What’s more in regards to the … is the total shed regarding the amount of donors you to definitely advancement officials been able to participate for the pandemic: on a-quarter regarding respondents reported seeing a 20%+ drop within donor pool.
Additionally regarding the, the fresh statement cards, ‘s the overall miss about amount of donors you to innovation officers been able to participate within the pandemic: in the a-quarter away from participants reported watching an effective 20%+ miss within donor pool.
Predicated on research out-of Indiana University’s Genevieve Shaker, ‘The fresh proportion off presents brought towards the organization-height pupil financial aid is apparently flat over the last ten decades, topping-out near 13% when you look at the 2018.’
Offering because of the college student-personal debt owners
We have likely all heard the anecdotes that alumni who are still paying off their student loans each month feel little motivation to pay their alma maters alot more by contributing philanthropically.
not, research out of GiveCampus means the opposite is true. Scientists discovered that, among step 1,000 survey participants, men and women school students who had been nevertheless paying off its money were 3 times more likely (34 %) to possess generated a donation on their alma mater on the previous 12 months than those who’d no loan load (a dozen per cent).
Perhaps unsurprisingly – and despite Shaker’s wanting mentioned above – whenever payday loans Ferndale MI served with a wide range of factors the current you will definitely support, ‘financial support to have scholarships’ are the brand new clear favorite, having 57 percent shopping for you to definitely choice.
A visit to action towards the college student financial obligation and philanthropy: let us begin an excellent ‘trend’
Personal transform is commonly regarded as a beneficial generational endeavour. Alter does take time; people and you will plan move slower. However, take into account the 12 months 2001 – can it think that way back? Somehow, it feels as though last night, however, 2 decades are a production.

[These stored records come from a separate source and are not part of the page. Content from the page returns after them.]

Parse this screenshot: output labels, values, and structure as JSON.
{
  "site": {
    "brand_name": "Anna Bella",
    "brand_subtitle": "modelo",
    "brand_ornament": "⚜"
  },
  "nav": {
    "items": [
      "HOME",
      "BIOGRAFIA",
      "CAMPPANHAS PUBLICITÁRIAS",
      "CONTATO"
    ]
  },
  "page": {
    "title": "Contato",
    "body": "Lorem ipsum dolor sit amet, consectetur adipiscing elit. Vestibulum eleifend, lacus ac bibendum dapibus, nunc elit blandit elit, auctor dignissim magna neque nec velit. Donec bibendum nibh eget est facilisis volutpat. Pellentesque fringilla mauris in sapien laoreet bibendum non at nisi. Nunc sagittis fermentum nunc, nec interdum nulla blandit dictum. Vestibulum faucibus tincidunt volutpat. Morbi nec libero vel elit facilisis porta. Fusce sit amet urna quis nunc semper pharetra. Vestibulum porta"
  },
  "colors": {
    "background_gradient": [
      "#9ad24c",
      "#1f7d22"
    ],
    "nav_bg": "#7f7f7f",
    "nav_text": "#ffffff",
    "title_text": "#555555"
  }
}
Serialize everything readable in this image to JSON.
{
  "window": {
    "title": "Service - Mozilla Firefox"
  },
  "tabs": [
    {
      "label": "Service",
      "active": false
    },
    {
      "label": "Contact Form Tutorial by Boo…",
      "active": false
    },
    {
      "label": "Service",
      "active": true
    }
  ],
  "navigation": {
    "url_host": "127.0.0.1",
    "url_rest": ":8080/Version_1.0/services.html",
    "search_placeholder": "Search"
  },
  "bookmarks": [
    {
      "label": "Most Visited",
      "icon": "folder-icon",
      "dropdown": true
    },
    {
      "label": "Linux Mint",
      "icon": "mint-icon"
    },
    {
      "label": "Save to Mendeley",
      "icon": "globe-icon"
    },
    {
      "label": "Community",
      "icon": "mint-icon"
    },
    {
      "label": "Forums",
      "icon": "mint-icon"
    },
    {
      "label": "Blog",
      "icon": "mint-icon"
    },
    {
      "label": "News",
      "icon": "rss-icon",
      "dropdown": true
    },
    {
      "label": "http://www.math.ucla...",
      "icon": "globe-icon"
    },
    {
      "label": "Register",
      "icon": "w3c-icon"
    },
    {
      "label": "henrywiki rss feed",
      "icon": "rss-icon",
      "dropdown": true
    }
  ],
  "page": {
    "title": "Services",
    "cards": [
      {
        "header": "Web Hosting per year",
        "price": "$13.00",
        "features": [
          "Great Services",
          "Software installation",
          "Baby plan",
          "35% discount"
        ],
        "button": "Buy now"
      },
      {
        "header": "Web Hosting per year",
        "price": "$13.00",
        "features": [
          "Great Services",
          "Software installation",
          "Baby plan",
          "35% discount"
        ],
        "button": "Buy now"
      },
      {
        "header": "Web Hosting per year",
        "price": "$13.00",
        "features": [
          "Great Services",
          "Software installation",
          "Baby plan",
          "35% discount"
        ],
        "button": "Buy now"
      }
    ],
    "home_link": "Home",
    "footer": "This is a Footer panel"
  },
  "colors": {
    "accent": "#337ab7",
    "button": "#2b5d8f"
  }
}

Contained in this one to exact same 20-seasons period, specifically regarding 2000 so you can 2018, the latest racial wide range pit anywhere between young Black-and-white university students enhanced by the 57 per cent, in the zero small part on account of ballooning college student obligations . When all of our pressures can also be flow and attain you to definitely rapidly, ‘generational’ should become the works nowadays.
[F]rom 2000 to help you 2018, the newest racial riches pit anywhere between young Black-and-white school students enhanced because of the 57 per cent, into the zero small part due to ballooning pupil loans.
Philanthropy is able to each other answer instantaneous crises and you will to get results with the a multiple-generational level. That is what we shall have to resolve new education loan financial obligation crisis now and assist millions of families get well its convenience of education-driven wide range age group.
While the we are not only these are mass credit card debt relief. As the Kevin Carey points out, ‘The newest Western degree experience an enormous financial obligation-promoting servers without one to at the regulation… So if nothing else changed, the afternoon immediately following whatever bulk mortgage forgiveness went towards the impact, this new wave out-of personal debt manage begin ascending again’.
What we was these are are bulk development – a movement philanthropy may help incubate, finance, thereby applying. This is the issue I lay to you personally. Let’s get this to a trend.
Tory Martin is Director of Communications and Engagement at the Johnson Center for Philanthropy. Tiana Hawver contributed to the research of this article.
This particular article is actually to start with compiled by the fresh Johnson Cardiovascular system to have Philanthropy website on the . It’s being common inside the Alliance that have consent.
Beginner financial obligation is a personal and you may racial fairness material
Though some institutions, instance Cornell University and you may Virginia Technology , watched checklist-breaking donations during the pandemic, its experiences have been obviously unique. A study from advancement officers in the U.S. and you may Canada presented because of the EAB revealed that 54 % away from organizations surveyed noticed a life threatening . A median miss away from nine.4 percent from inside the the newest gift ideas and you may promises are motivated generally from the a decrease in biggest merchandise more $twenty-five,100000.